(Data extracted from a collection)
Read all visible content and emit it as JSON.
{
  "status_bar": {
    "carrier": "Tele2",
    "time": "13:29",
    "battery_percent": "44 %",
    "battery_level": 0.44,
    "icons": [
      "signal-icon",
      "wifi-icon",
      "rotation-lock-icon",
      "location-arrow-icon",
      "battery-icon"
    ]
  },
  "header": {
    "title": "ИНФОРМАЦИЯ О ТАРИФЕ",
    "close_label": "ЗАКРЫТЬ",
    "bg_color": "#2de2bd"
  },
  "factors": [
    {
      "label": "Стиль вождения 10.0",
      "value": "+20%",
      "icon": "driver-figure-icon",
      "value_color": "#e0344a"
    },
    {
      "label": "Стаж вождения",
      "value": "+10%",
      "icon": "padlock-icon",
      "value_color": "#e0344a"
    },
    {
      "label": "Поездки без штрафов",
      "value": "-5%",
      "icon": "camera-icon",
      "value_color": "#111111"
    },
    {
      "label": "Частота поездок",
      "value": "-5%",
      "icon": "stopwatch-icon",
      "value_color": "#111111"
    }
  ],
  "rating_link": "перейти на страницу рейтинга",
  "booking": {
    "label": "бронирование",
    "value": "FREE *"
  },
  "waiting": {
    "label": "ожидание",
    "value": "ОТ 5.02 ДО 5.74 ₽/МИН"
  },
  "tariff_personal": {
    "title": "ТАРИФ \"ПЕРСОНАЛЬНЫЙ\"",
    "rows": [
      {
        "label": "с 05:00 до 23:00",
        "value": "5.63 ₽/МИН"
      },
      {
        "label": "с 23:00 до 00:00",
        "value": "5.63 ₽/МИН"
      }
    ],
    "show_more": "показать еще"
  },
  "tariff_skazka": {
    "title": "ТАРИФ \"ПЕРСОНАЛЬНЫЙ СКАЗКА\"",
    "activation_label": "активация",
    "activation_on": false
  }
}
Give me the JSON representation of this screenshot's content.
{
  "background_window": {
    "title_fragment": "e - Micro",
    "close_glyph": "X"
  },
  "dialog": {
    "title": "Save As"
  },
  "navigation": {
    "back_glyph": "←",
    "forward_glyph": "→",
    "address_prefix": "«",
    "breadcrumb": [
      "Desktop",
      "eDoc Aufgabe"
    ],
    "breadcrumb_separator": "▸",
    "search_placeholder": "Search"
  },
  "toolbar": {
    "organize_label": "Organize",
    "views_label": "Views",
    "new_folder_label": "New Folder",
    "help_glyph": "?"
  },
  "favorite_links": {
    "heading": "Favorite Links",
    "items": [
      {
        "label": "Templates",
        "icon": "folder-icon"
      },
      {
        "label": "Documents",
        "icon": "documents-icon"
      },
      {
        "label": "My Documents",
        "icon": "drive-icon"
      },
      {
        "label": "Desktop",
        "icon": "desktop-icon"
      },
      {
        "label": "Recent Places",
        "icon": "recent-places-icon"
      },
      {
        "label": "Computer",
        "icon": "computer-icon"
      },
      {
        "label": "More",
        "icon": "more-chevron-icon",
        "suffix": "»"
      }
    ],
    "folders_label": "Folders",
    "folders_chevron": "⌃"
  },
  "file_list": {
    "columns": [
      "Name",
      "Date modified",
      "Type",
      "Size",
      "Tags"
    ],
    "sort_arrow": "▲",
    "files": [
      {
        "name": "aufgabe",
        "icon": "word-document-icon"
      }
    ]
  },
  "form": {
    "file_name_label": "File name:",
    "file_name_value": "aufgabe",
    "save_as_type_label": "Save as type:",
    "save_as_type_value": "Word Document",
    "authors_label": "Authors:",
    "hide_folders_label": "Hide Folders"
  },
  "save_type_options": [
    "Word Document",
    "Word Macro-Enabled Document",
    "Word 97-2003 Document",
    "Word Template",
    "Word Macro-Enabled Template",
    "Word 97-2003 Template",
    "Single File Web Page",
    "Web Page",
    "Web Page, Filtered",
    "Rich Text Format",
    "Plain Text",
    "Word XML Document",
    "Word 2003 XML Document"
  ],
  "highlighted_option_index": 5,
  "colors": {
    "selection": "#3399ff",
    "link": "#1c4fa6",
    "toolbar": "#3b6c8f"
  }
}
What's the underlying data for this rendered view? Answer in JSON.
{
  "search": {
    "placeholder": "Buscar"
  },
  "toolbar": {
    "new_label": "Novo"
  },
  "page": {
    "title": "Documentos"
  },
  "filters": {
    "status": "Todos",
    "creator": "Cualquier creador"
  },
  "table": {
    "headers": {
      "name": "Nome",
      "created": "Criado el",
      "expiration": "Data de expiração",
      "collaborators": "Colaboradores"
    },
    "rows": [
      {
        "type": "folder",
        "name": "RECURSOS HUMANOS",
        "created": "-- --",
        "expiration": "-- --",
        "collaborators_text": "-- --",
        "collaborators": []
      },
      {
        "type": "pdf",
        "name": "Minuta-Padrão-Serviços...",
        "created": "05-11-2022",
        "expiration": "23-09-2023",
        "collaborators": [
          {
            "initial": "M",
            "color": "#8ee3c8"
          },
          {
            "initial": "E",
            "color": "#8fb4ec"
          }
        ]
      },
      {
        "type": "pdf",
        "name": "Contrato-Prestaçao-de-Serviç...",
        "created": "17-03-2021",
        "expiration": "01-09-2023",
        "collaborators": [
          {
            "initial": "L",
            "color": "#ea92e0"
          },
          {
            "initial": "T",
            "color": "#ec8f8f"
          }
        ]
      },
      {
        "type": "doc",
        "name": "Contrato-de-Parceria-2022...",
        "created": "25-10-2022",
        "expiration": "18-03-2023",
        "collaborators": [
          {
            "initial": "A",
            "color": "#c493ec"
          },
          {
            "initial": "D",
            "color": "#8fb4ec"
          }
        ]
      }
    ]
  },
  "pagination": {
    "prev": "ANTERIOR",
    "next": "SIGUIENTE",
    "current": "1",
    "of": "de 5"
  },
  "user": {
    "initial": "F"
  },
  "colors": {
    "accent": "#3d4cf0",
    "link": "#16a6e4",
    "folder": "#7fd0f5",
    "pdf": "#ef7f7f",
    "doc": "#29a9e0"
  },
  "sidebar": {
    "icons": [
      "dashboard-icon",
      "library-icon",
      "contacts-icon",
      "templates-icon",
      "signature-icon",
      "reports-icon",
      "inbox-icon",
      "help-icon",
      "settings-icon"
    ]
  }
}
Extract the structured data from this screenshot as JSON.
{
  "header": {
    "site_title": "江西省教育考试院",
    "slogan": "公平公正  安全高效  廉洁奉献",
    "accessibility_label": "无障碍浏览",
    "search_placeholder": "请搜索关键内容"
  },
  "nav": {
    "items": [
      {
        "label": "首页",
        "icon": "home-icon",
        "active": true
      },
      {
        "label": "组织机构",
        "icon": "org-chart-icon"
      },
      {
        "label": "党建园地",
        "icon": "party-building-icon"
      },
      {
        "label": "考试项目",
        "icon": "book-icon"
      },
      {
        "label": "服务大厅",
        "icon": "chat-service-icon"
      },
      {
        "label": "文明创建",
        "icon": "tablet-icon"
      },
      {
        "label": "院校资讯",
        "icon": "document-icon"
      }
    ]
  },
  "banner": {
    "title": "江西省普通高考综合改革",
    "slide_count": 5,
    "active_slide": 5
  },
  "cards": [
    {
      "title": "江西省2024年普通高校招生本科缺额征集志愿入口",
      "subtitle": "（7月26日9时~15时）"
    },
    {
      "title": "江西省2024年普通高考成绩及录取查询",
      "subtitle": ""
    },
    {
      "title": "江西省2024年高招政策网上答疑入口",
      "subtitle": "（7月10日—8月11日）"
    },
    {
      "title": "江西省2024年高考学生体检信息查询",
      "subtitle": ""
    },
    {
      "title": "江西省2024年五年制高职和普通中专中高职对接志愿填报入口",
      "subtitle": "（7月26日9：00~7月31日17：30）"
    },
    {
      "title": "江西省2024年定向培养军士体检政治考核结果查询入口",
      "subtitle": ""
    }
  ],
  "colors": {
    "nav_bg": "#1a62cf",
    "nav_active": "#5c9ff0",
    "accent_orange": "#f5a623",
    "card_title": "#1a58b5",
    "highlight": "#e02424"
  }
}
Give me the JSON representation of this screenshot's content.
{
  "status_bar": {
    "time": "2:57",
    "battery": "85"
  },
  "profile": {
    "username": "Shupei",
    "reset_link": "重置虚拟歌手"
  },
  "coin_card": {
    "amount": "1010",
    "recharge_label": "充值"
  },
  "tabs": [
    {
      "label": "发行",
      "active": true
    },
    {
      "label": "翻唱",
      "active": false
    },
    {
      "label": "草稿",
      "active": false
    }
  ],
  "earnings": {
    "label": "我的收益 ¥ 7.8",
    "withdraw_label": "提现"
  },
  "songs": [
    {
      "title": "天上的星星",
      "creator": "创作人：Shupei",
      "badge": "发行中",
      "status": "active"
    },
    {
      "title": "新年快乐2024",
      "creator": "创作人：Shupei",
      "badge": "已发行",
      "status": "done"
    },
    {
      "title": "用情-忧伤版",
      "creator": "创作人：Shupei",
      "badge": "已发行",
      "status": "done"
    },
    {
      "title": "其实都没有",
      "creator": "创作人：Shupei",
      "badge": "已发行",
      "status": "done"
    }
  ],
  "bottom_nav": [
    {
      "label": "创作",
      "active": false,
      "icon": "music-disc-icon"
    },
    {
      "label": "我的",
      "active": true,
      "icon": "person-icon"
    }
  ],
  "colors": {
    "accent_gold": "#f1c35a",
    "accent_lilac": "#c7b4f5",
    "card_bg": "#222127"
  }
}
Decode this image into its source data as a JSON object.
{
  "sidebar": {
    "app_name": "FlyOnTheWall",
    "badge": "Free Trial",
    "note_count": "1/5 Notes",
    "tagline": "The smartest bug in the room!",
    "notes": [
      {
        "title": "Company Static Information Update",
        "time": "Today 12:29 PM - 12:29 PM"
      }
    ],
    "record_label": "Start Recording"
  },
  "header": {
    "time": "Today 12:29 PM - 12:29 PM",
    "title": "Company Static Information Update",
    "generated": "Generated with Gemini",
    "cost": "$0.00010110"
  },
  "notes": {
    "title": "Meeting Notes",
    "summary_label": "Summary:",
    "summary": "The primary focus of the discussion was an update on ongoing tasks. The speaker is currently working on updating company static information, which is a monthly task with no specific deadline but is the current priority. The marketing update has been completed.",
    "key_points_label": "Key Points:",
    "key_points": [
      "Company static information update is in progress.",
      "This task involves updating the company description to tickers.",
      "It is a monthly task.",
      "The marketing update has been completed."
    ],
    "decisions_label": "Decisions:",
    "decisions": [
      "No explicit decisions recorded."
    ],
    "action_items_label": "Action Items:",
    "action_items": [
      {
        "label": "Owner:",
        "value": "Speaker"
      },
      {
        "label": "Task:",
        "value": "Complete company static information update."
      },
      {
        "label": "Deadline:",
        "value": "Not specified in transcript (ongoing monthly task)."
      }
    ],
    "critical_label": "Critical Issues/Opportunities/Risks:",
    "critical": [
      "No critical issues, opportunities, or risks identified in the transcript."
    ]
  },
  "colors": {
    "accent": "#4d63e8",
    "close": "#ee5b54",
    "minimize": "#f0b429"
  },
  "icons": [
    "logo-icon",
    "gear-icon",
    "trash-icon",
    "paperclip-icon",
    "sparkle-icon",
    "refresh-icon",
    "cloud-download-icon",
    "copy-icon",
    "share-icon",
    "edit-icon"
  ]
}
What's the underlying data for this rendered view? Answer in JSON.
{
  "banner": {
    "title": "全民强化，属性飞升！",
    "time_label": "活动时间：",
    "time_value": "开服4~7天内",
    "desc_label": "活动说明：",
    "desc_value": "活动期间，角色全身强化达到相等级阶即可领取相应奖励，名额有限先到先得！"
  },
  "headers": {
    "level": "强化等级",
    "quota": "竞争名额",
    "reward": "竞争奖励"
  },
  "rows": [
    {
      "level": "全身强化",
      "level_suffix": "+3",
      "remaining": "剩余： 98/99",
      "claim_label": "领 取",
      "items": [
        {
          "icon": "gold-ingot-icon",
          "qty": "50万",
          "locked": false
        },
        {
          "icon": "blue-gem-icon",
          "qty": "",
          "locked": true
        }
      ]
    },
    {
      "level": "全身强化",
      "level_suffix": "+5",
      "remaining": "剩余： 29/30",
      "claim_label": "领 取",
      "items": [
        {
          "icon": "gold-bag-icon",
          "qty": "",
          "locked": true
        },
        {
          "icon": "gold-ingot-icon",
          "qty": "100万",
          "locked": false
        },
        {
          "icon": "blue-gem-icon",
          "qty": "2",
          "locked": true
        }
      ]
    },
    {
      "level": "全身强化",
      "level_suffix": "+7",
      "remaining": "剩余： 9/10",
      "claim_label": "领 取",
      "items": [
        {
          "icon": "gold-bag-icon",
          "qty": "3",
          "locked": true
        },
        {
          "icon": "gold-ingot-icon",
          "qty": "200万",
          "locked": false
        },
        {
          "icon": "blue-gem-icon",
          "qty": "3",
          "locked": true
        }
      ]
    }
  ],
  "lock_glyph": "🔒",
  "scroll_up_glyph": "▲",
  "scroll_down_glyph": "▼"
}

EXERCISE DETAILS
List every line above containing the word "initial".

ANSWER TO THIS EXERCISE
            "initial": "M",
            "initial": "E",
            "initial": "L",
            "initial": "T",
            "initial": "A",
            "initial": "D",
    "initial": "F"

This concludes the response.